ASSIGNMENT >>
Here are some records; copy every line that holds the word "this".

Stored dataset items
* * * * * * * * *
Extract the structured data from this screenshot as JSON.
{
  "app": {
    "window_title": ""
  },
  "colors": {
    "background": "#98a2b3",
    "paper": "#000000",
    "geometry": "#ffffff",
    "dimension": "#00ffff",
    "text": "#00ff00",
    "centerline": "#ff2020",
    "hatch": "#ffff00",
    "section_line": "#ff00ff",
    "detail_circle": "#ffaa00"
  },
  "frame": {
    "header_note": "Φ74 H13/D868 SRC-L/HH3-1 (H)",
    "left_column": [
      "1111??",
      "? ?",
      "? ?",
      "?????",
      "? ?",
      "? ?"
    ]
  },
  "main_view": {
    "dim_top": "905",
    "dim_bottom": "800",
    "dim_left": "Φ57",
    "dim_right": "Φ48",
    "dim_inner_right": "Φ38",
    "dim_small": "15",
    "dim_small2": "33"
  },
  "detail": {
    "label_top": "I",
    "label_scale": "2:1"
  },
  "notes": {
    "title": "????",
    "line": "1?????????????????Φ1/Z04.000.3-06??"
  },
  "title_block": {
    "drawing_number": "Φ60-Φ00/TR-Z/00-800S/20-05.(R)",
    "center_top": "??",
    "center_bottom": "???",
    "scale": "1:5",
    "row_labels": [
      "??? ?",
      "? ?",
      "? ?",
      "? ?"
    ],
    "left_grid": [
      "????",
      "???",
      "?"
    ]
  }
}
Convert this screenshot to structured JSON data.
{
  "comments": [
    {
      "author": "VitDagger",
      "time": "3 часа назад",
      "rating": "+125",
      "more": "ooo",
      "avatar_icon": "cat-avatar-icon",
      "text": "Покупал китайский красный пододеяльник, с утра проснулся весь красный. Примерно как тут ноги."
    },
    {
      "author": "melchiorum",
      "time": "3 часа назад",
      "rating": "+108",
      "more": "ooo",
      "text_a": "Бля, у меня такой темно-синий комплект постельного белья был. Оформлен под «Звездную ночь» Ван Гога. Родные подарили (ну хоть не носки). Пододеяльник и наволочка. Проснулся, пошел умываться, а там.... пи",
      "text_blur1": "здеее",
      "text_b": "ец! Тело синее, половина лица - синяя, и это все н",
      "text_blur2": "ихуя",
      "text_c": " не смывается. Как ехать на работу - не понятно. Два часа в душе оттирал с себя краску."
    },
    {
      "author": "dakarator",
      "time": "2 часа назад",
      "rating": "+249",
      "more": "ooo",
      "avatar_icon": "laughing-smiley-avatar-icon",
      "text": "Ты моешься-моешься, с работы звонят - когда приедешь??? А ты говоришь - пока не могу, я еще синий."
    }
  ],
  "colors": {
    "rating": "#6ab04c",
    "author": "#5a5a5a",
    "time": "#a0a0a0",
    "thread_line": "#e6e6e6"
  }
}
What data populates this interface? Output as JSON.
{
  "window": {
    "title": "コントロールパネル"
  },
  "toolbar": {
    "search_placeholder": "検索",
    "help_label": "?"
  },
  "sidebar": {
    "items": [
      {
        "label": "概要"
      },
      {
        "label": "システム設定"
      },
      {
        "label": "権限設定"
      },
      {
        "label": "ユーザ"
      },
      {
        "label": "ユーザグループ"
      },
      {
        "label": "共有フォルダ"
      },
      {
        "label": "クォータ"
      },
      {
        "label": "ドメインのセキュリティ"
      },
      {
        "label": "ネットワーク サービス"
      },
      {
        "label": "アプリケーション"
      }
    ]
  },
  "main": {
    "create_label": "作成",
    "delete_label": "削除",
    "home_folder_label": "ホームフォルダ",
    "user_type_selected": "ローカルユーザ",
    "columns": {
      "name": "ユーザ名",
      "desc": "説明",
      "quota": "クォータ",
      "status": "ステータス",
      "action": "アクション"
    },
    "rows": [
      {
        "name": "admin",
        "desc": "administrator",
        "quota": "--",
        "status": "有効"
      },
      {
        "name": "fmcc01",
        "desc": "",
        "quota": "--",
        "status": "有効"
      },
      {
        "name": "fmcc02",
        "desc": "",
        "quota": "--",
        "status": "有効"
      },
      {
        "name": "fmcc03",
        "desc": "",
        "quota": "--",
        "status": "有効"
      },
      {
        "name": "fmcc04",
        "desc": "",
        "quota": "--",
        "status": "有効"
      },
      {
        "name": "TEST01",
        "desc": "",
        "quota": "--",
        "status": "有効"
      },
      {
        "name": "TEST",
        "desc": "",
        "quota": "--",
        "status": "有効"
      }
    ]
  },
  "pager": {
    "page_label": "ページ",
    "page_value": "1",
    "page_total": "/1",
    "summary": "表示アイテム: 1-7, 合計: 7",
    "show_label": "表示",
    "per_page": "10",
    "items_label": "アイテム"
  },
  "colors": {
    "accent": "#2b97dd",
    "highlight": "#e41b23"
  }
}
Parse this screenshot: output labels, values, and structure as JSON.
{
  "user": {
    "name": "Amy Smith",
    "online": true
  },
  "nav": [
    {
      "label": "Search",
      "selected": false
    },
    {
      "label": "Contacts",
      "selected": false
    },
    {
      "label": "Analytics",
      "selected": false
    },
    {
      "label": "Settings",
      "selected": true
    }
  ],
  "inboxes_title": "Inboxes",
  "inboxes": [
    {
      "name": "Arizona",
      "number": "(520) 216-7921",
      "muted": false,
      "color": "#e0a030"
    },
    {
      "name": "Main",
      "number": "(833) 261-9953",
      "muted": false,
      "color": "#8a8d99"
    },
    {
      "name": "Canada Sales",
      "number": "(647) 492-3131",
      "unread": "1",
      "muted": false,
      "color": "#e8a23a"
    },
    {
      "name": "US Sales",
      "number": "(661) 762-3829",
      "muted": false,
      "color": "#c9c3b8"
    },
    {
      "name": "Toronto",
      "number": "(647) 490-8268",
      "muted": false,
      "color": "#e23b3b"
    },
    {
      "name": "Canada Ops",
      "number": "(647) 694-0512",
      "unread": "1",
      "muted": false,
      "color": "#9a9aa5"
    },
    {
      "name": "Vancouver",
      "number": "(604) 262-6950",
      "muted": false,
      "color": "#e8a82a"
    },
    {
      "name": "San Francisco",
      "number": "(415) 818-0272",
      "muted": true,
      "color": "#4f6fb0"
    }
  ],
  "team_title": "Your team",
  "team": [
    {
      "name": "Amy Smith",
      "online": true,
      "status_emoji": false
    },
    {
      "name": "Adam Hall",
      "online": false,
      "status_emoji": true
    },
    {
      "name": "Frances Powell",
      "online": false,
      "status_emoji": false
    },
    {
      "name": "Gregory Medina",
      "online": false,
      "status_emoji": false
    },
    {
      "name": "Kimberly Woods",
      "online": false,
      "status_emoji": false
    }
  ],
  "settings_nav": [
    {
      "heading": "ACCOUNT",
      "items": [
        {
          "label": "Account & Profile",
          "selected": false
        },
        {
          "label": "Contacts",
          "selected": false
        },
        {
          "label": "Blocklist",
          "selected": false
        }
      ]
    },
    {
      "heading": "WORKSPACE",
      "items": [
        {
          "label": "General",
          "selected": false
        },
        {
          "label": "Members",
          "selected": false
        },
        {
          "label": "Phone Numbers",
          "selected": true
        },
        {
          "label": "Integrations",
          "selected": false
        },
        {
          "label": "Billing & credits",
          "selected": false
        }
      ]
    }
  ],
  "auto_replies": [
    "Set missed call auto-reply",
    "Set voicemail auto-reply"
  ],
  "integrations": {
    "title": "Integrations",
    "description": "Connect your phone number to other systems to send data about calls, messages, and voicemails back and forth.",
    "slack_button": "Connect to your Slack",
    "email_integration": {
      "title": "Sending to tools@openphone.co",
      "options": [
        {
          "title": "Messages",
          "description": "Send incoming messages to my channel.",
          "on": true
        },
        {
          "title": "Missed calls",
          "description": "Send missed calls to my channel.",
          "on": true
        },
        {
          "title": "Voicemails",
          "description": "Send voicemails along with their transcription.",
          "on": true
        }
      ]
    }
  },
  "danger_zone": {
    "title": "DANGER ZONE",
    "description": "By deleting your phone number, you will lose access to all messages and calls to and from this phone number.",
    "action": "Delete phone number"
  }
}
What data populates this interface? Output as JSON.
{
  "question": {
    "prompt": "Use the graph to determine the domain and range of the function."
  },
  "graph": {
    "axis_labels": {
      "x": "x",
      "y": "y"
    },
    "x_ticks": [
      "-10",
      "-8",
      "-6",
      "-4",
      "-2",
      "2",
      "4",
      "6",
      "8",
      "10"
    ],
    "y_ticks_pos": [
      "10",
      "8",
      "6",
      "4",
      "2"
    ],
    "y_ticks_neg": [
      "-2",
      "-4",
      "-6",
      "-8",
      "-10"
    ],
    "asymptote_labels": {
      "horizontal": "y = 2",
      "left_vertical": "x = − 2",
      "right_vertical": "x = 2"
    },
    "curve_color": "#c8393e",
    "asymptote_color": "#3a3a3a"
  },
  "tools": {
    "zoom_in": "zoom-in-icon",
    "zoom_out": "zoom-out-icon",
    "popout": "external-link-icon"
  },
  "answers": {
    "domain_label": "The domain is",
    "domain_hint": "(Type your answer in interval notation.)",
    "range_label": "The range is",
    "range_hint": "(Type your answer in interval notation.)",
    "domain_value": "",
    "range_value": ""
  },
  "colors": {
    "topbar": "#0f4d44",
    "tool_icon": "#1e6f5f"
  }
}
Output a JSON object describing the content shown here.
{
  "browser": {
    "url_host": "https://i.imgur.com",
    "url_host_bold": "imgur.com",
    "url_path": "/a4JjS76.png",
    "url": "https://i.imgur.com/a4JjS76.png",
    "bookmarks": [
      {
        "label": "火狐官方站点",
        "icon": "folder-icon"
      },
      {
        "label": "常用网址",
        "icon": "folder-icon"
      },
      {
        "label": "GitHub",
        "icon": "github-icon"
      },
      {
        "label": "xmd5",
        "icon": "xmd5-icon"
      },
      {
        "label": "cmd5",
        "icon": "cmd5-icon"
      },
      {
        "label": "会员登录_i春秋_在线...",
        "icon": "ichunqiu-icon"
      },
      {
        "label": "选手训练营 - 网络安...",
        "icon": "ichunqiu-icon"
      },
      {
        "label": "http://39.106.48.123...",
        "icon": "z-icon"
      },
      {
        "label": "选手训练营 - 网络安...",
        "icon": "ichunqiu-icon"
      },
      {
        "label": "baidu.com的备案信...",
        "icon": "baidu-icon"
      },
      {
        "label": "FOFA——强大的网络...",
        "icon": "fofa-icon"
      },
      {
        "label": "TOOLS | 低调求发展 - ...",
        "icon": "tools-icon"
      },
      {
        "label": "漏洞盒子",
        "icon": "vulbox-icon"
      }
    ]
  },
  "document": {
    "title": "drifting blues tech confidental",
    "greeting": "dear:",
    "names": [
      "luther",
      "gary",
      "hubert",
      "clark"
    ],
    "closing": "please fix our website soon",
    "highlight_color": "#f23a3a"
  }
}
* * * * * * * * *
OUTPUT BELOW >>
Extract the structured data from this screenshot as JSON.
Convert this screenshot to structured JSON data.
What data populates this interface? Output as JSON.
Parse this screenshot: output labels, values, and structure as JSON.
    "description": "By deleting your phone number, you will lose access to all messages and calls to and from this phone number.",
What data populates this interface? Output as JSON.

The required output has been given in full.